Plaintiffs in error (we shall refer to them as defendants) were indicted for violating the act and upon being arraigned filed a motion to quash the indictment on the ground that the act was unconstitutional and void and in violation of the Constitution of the United States, and particularly the Fifth and Fourteenth Amendments thereof, in that the act abridged privileges and immunities of defendants as citizens of the United States, deprived them of their property without due process of law and denied them the equal protection of the laws. The motion was denied and defendants were put on trial before a jury which specially found that the City of Asheville owned about 16,000 acres of land having an outside boundary of twelve miles and held the land as a watershed; that defendants were owners of standing and fallen timber adjoining the watershed on the north about four miles and within 400 feet of the watershed but did not own the land upon which the timber stood and that the water did not drain from the timber, or the land upon which it stood, on to the watershed. And the jury found all other facts which brought defendants within the provisions of the act and made them violators of it. And the jury found the defendants guilty or not guilty as the court should determine the law to be upon the facts found.
Upon the special verdict the court adjudged defendants guilty and fined each $300 and costs. Upon appeal the Supreme Court of the State affirmed the judgment.
In considering the contention of defendants we may put to one side what property is or what its rights are, in the abstract. It and they necessarily are subject to some exertions of government.
What then is the case?
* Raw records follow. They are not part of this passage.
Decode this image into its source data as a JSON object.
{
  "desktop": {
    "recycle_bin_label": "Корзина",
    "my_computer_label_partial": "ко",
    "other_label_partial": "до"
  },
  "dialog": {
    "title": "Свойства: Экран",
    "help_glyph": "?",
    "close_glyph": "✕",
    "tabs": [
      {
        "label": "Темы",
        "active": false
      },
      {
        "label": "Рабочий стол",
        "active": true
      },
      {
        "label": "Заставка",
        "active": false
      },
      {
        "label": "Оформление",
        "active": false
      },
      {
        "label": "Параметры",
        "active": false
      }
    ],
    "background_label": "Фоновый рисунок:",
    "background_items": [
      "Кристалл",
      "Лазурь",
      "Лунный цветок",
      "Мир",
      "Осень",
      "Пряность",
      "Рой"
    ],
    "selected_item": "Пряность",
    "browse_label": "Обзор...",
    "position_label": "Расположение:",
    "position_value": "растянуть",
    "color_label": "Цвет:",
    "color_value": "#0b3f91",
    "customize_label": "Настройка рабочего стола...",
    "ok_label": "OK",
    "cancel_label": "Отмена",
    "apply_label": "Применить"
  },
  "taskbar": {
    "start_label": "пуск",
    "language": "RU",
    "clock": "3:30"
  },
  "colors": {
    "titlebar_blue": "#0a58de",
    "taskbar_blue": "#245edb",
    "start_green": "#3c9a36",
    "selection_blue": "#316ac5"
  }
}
The City of Asheville is the owner of and conducts a reservoir, and it may be presumed that other cities of the State are in like situation, and the State, by the law in question, seeks to protect their watersheds from damage or devastating fires. The purpose is governmental, but it is contended that the regulation of the statute under review is too distant from the purpose and is simply an arbitrary exercise of power. And this as a certain proposition of law, having no other basis in the record than that the forbidden litter of the cut-down and removed timber is "absolutely harmless" and contains "no element of injury or damage to any one" and cannot "by any possibility be construed into a nuisance." The assertion eludes exact estimation. "Tree-tops, boughs, and laps" left upon the ground may not of themselves be a nuisance; but they may become dry, and the more quickly and certainly so from the denudation of the land of its trees, and therefore become a source of fires and the perils and damage of fires. This was the conclusion of the courts below and, we may suppose, in application to the Asheville watershed. The conclusion is fortified by the judgment of the State expressed in the statute, and, it may be, from experience in the State and certainly from experience in other States, ignorance of which we cannot feign. We are not able, therefore, to yield to the contention of defendants that the statute is not proportionate in its regulation nor that its application to defendants' property is arbitrary and unconstitutional.
Nor do we find illegal discrimination in the statute. The charge is based upon the contention that the statute condemns acts committed by individuals "when if like and similar acts be done by municipalities there is no violation of the statute." Counsel again insists too much upon the abstract. We concede the aphorism upon which counsel relies that "the equal protection of the laws is a pledge of the protection of equal laws." We, on March 24th last, by an almost prescience of the contention now based on it, defined its extent and declared that the Fourteenth Amendment, which is the foundation of the aphorism, does not regard the impracticable, and that distinction may be made by legislation between objects or persons, and that the power of the State "`may be determined by degrees of evil or exercised in cases where detriment is specially experienced.' Armour & Co. v. North Dakota, 240 U.S. 510, 517." Moreover, we pointed out that "the deference due to the judgment of the legislature on the matter" had "been emphasized again and again. Hebe Co. v. Shaw, 248 U.S. 297, 303." Dominion Hotel v. Arizona, ante, 265.
Necessarily the legislature of the State did not think, and the courts below did not think, that individuals and municipalities stood in the same relation to the evil aimed at or that a public body charged with the care of the interests and welfare of the people would need the same restraint upon its action as an individual, or be induced to detrimental conduct.